This past fall, I completed Doulas of North America (DONA) Doula training with a special focus on providing practical and emotional support to women from marginalized communities. I am particularly interested in serving immigrant and refugee women. The skills and best practices I learned at the conference and in my conversation at LCSNW will undoubtedly inform my doula work. 

The conference forced me to pause and acknowledge that I truly need to be intentional with language when supporting parents. This means finding and creating effective materials to explain the birth process, advocating for patients at prenatal appointments and checking in with them to ensure they understand the ways in which their bodies are changing. 

Developing a birth plan with a person who will give birth provides a particularly unique opportunity to not only educate, but empower people to make decisions about their labor. The conference reinforced for me the notion that to make an informed decision one has to not only know, but truly understand their options. With that, the conference has further grounded me in my role as a doula. 

I plan on taking this newfound zeal for health literacy promotion and sharing the skills I learned at the conference with my local doula community.
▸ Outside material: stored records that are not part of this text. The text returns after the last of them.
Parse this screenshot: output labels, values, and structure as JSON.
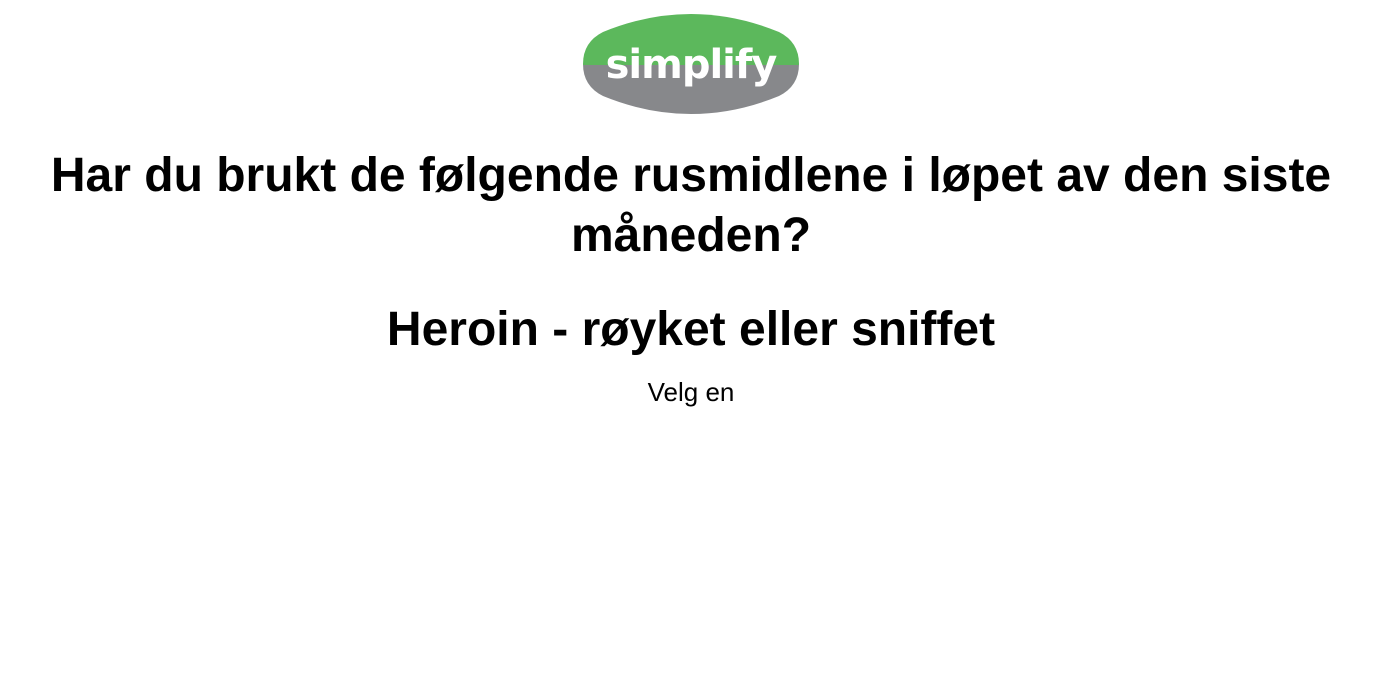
{
  "logo": {
    "text": "simplify",
    "colors": {
      "top": "#5cb85c",
      "bottom": "#87888b",
      "text": "#ffffff"
    }
  },
  "question": {
    "text": "Har du brukt de følgende rusmidlene i løpet av den siste måneden?"
  },
  "item": {
    "title": "Heroin - røyket eller sniffet"
  },
  "instruction": {
    "text": "Velg en"
  }
}
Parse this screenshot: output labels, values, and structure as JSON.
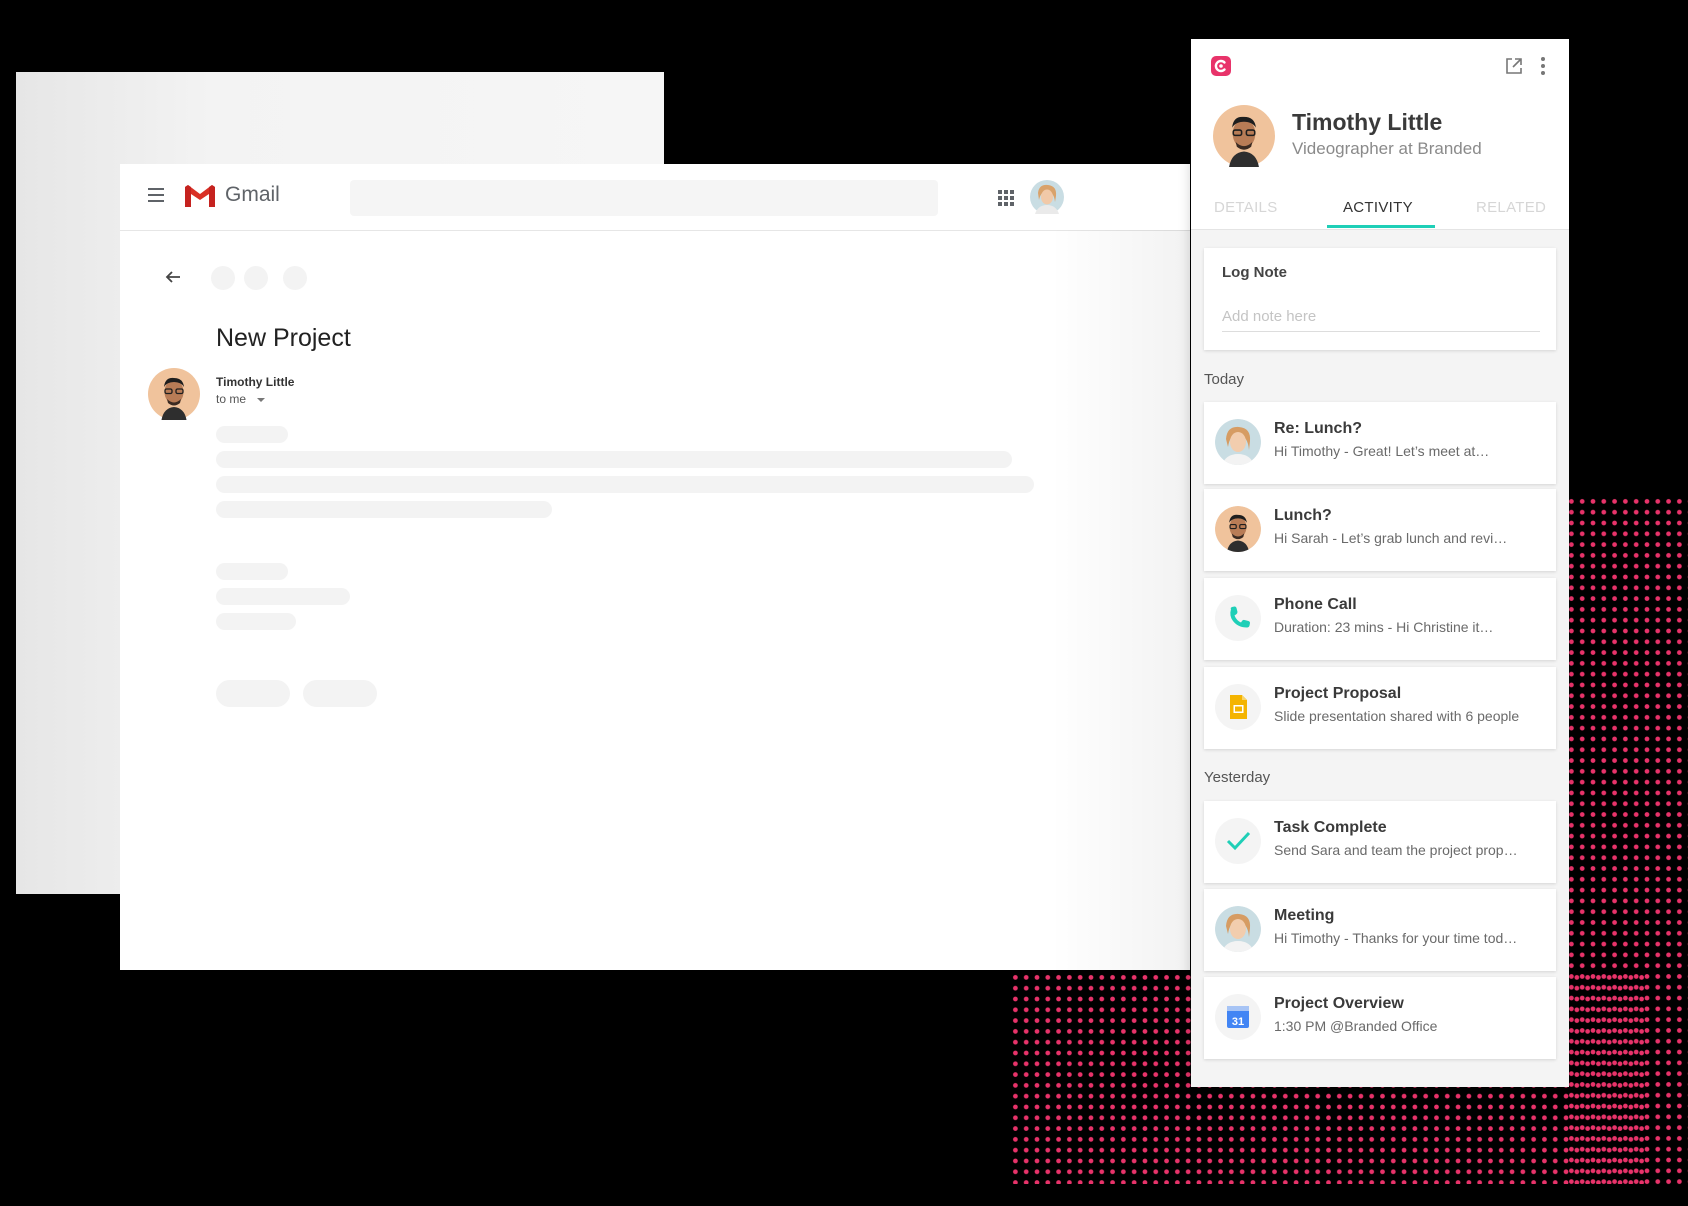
{
  "gmail": {
    "app_name": "Gmail",
    "email": {
      "subject": "New Project",
      "sender_name": "Timothy Little",
      "recipient": "to me"
    }
  },
  "panel": {
    "profile": {
      "name": "Timothy Little",
      "title": "Videographer at Branded"
    },
    "tabs": [
      {
        "label": "DETAILS",
        "active": false
      },
      {
        "label": "ACTIVITY",
        "active": true
      },
      {
        "label": "RELATED",
        "active": false
      }
    ],
    "log_note": {
      "label": "Log Note",
      "placeholder": "Add note here"
    },
    "sections": {
      "today": "Today",
      "yesterday": "Yesterday"
    },
    "activities": [
      {
        "icon": "woman-avatar",
        "title": "Re: Lunch?",
        "subtitle": "Hi Timothy -  Great! Let’s meet at…"
      },
      {
        "icon": "man-avatar",
        "title": "Lunch?",
        "subtitle": "Hi Sarah - Let’s grab lunch and revi…"
      },
      {
        "icon": "phone-icon",
        "title": "Phone Call",
        "subtitle": "Duration: 23 mins -  Hi Christine it…"
      },
      {
        "icon": "slides-icon",
        "title": "Project Proposal",
        "subtitle": "Slide presentation shared with 6 people"
      },
      {
        "icon": "check-icon",
        "title": "Task Complete",
        "subtitle": "Send Sara and team the project prop…"
      },
      {
        "icon": "woman-avatar",
        "title": "Meeting",
        "subtitle": "Hi Timothy - Thanks for your time tod…"
      },
      {
        "icon": "calendar-icon",
        "title": "Project Overview",
        "subtitle": "1:30 PM @Branded Office",
        "calendar_day": "31"
      }
    ]
  },
  "colors": {
    "accent_teal": "#1fcfb7",
    "brand_pink": "#e8336a",
    "gmail_red": "#d93025",
    "slides_yellow": "#f4b400",
    "calendar_blue": "#4285f4"
  }
}
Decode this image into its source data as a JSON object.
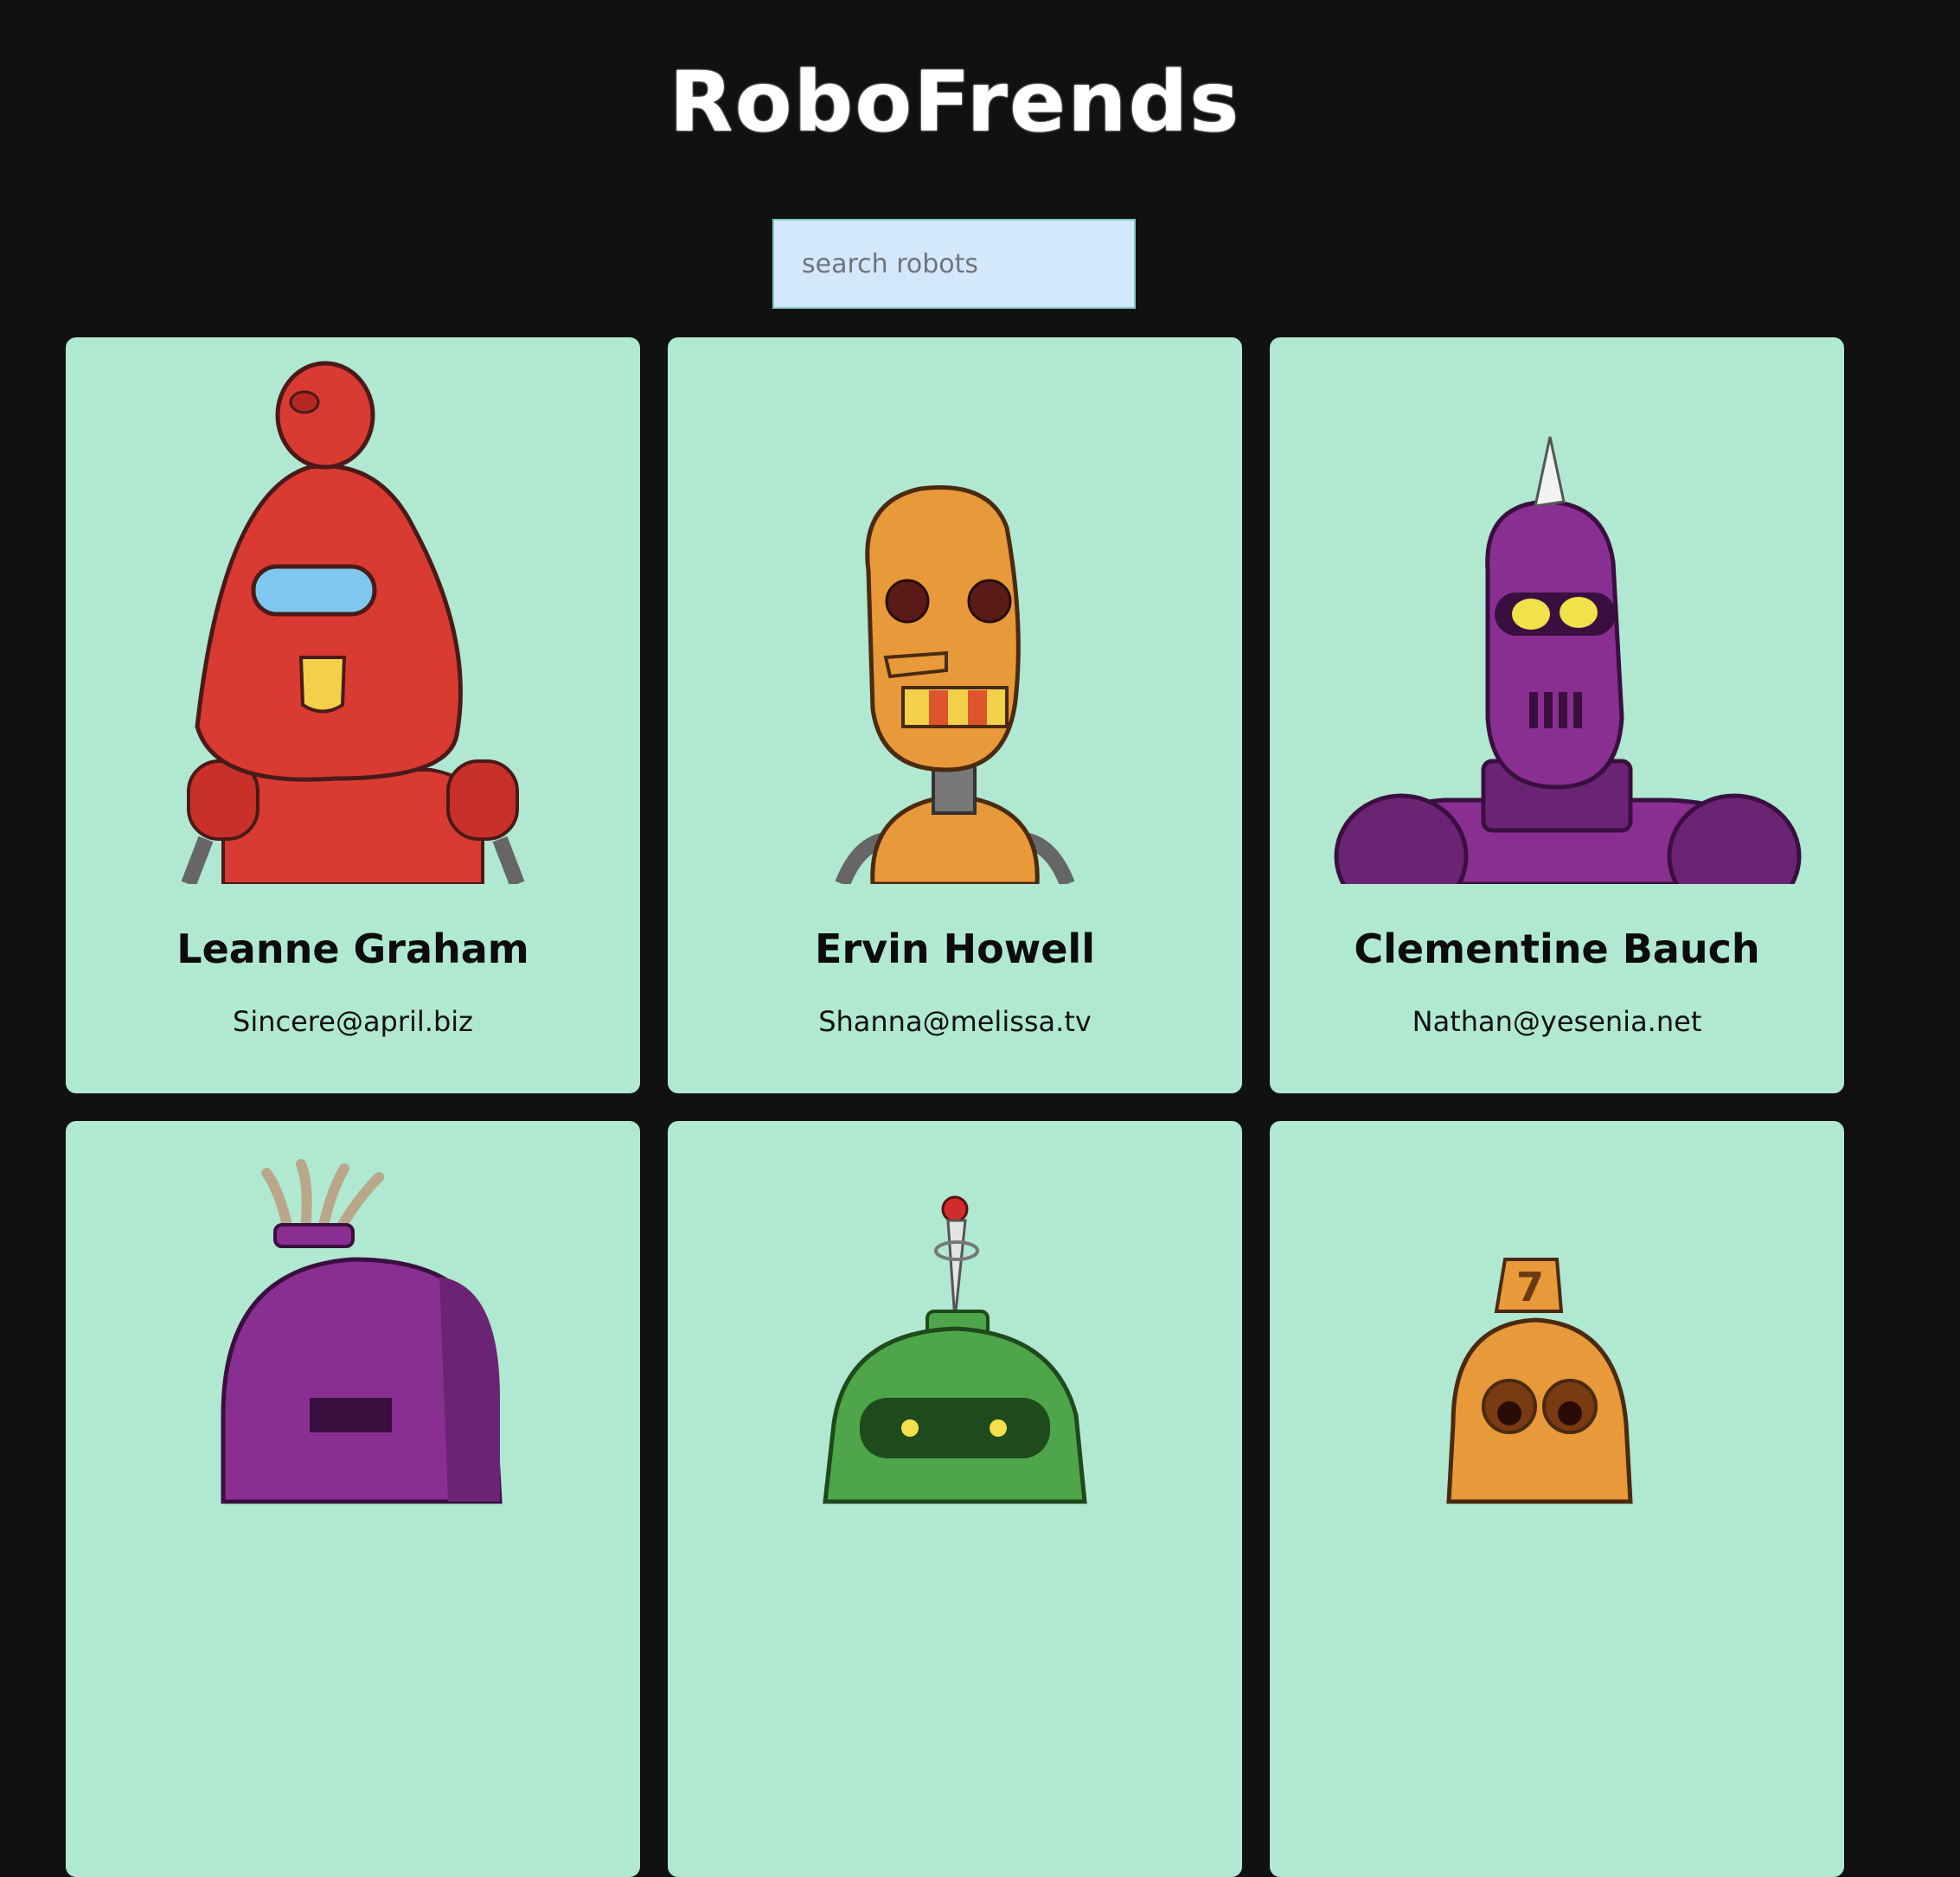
{
  "app": {
    "title": "RoboFrends"
  },
  "search": {
    "placeholder": "search robots",
    "value": ""
  },
  "robots": [
    {
      "name": "Leanne Graham",
      "email": "Sincere@april.biz",
      "color": "#d93a32"
    },
    {
      "name": "Ervin Howell",
      "email": "Shanna@melissa.tv",
      "color": "#e8993a"
    },
    {
      "name": "Clementine Bauch",
      "email": "Nathan@yesenia.net",
      "color": "#8a2f92"
    },
    {
      "name": "",
      "email": "",
      "color": "#8a2f92"
    },
    {
      "name": "",
      "email": "",
      "color": "#4fa54a"
    },
    {
      "name": "",
      "email": "",
      "color": "#e8993a"
    }
  ]
}
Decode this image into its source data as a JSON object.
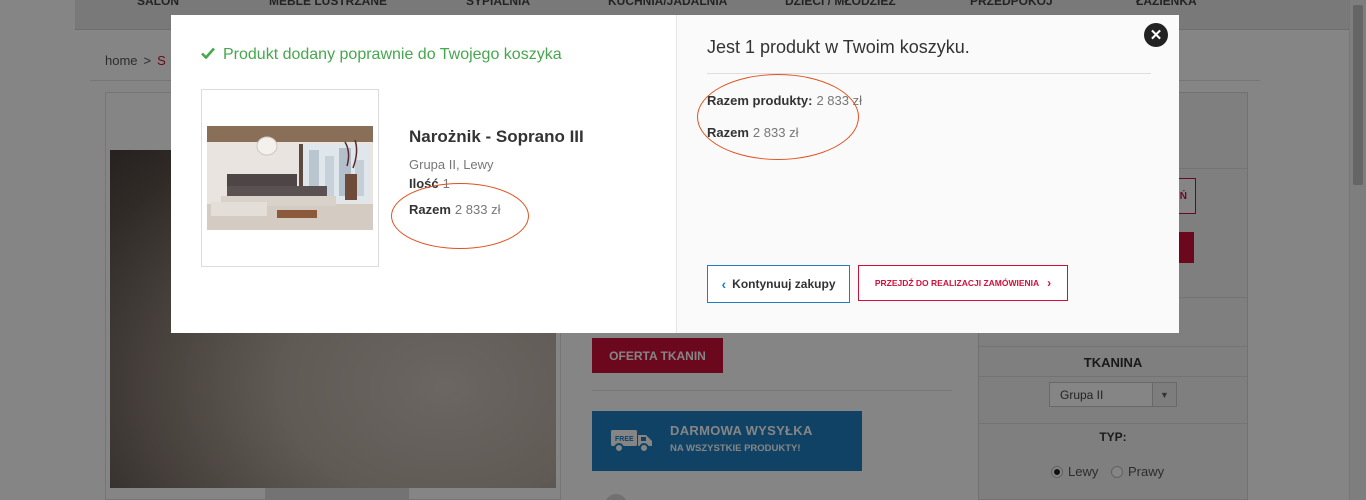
{
  "nav": {
    "items": [
      "SALON",
      "MEBLE LUSTRZANE",
      "SYPIALNIA",
      "KUCHNIA/JADALNIA",
      "DZIECI / MŁODZIEŻ",
      "PRZEDPOKÓJ",
      "ŁAZIENKA"
    ]
  },
  "breadcrumb": {
    "home": "home",
    "sep": ">",
    "current": "S"
  },
  "product_page": {
    "oferta_button": "OFERTA TKANIN",
    "shipping": {
      "title": "DARMOWA WYSYŁKA",
      "subtitle": "NA WSZYSTKIE PRODUKTY!"
    },
    "side": {
      "red_button_fragment": "Ń",
      "tkanina_label": "TKANINA",
      "select_value": "Grupa II",
      "typ_label": "TYP:",
      "radio_lewy": "Lewy",
      "radio_prawy": "Prawy"
    }
  },
  "modal": {
    "success_message": "Produkt dodany poprawnie do Twojego koszyka",
    "product": {
      "name": "Narożnik - Soprano III",
      "attributes": "Grupa II, Lewy",
      "qty_label": "Ilość",
      "qty_value": "1",
      "total_label": "Razem",
      "total_value": "2 833 zł"
    },
    "cart": {
      "title": "Jest 1 produkt w Twoim koszyku.",
      "subtotal_label": "Razem produkty:",
      "subtotal_value": "2 833 zł",
      "total_label": "Razem",
      "total_value": "2 833 zł"
    },
    "buttons": {
      "continue": "Kontynuuj zakupy",
      "checkout": "PRZEJDŹ DO REALIZACJI ZAMÓWIENIA"
    }
  },
  "icons": {
    "success": "check-icon",
    "close": "close-icon",
    "continue_chevron": "chevron-left-icon",
    "checkout_chevron": "chevron-right-icon",
    "shipping": "delivery-truck-icon"
  },
  "colors": {
    "success_green": "#46a74e",
    "brand_red": "#d0103a",
    "accent_blue": "#1d7fc2",
    "annotation_orange": "#e0521f"
  }
}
I hope that it has a positive impact on the interactions between doulas and their clients, promoting effective health education and health literacy in the area. 


1 “Health Literacy and Health Behaviour.” World Health Organization. 2009. Web. https://www.who.int/healthpromotion/conferences/7gchp/track2/en/

[2, 3] “Health Literacy Interventions and Outcomes.” Agency for Health Care Research and Quality. 2011. Web. https://www.ahrq.gov/downloads/pub/evidence/pdf/literacy/literacyup.pdf

4 “Understanding Basic Concepts: Plain Language and Readability.” Joan Winchester and Nicole Donnelly. 2019. PPT.

5 “The Power of the Narrative to Create Change Through Improved Health Literacy.” Andrew Pleasant, Ph.D. 2019. PPT.